Given data |

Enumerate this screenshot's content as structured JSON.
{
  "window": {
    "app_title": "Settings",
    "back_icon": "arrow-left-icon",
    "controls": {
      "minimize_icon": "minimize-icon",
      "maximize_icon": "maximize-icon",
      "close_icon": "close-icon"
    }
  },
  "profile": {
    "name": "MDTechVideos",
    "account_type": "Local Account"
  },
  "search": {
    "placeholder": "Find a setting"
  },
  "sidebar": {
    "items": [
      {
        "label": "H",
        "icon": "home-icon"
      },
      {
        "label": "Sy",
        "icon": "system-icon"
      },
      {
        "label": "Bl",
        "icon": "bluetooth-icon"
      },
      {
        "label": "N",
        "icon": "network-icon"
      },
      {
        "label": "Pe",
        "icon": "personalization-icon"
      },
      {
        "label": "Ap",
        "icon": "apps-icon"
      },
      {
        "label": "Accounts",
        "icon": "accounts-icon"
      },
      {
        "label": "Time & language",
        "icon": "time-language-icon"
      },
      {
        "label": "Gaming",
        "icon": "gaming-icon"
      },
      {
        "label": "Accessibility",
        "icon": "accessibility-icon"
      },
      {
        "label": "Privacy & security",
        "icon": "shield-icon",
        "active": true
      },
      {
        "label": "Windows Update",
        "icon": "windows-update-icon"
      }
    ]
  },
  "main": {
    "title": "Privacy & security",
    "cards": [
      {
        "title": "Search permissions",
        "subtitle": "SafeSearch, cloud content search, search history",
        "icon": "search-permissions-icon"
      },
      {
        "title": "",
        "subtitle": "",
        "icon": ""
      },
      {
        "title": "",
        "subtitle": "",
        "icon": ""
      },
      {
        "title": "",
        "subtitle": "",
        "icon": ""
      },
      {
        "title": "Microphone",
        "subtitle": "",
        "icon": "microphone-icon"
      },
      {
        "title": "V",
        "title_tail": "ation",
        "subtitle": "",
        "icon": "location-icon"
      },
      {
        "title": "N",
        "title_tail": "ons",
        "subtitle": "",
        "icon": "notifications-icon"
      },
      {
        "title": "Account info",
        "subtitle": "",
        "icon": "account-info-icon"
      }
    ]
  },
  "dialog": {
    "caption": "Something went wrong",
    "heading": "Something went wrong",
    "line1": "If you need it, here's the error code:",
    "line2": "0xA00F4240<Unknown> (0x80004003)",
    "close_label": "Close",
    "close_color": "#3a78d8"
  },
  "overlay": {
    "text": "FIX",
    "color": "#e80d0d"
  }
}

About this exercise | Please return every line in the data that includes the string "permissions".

Exercise answer |
        "title": "Search permissions",
        "icon": "search-permissions-icon"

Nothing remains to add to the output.